Spousal maintenance is the term for alimony or spousal support in Colorado. Whether you are a potential payor or payee, you should know your rights and obligations regarding spousal maintenance prior to a divorce.

At Danielsen Westhoff, P.C., our Westminster spousal maintenance attorneys can thoroughly review your circumstances. Then, we can offer honest advice about a spousal maintenance award in your divorce.

Contact Danielsen Westhoff, P.C., in Westminster now to schedule your consultation with a skilled spousal maintenance attorney.

Who Qualifies for Spousal Maintenance in Colorado?

To qualify for spousal maintenance in Colorado, the payee spouse must request a spousal maintenance award from the court. The court will not take up a spousal maintenance award voluntarily.

There must be a need for financial support on the payee spouse’s behalf, and the payor spouse must be able to pay spousal maintenance. The court does not consider marital misconduct when making a spousal support determination.

Factors Considered When Determining Whether to Award Spousal Maintenance in Colorado

In considering whether to award spousal maintenance, the court will review several factors.

These factors include but are not limited to:

  • Each party’s gross income;
  • Each party’s marital property distribution;
  • Each party’s financial resources from the marital and separate property;
  • The payee’s financial need; and
  • Any tax consequences of a spousal maintenance award.

Should the court decide a spousal maintenance award is proper, Colorado has statutory guidelines the court may follow to set award terms and amounts.

Spousal Maintenance Guidelines in Colorado

Colorado has statutory spousal maintenance guidelines.

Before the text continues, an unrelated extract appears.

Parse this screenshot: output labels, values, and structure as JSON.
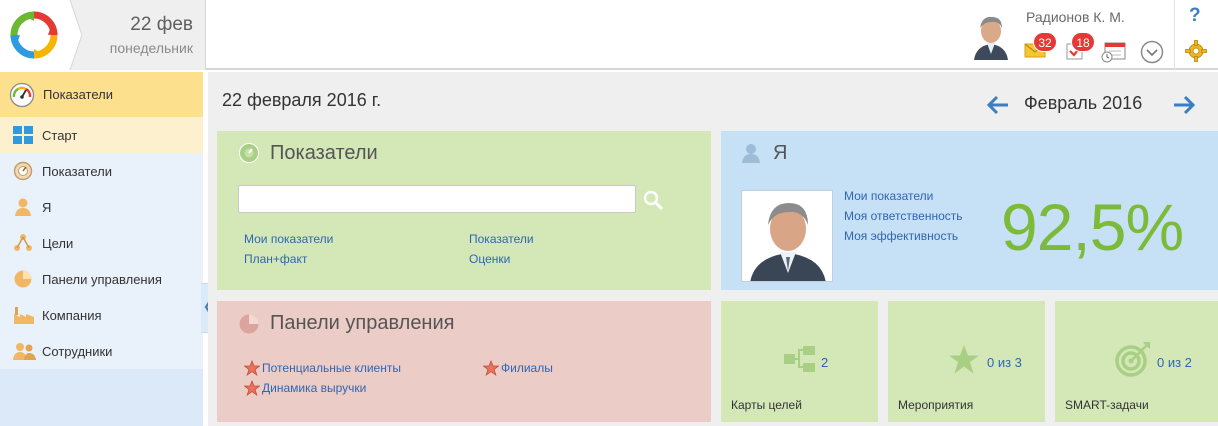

The guidelines only apply to marriages from 3 to twenty years. The court may deviate from the guidelines as they are only a guide meant to offer predictability in spousal maintenance awards.

The court may consider any relevant factors when deciding a spousal maintenance term and amount, such as:

  • Each party’s ability to support themselves;
  • The marital standard of living;
  • The distribution of marital property;
  • Each party’s income, employment, and employability;
  • Each party’s historical earnings;
  • The duration of the marriage;
  • Whether temporary maintenance was awarded and at what amount;
  • Each party’s age and health;
  • Whether one spouse left a career to rear children; and
  • Any tax consequences of a spousal maintenance award.

Spousal maintenance orders are court orders. Non-compliance with a spousal maintenance order may result in serious civil fines and penalties.

Modification or Termination of Spousal Maintenance Orders in Colorado

Spousal maintenance orders may be modified upon a showing of a “substantial and continuing change of circumstances,” making the original order unfair. However, there are spousal maintenance orders containing clauses designating them as non-modifiable.

Although Colorado uses the term “permanent maintenance,” most spousal maintenance orders have set terms upon which payments end. It is rare to see a lifelong spousal maintenance award. Spousal maintenance terminates upon the death or remarriage of either party.

Spousal maintenance orders agreed upon by the parties may be non-modifiable. Speak with an experienced spousal maintenance attorney if you have questions about modifying or terminating your orders.

Contact an Experienced Westminster Spousal Maintenance Attorney Today

The spousal maintenance attorneys at Danielsen Westhoff, P.C., can answer your questions in a confidential consultation. Let us offer advice and help you navigate Colorado’s spousal maintenance laws and regulations.

Danielsen Westhoff, P.C., can also handle your divorce, child custody, or other associated family law matters. Call or contact us online in Westminster now!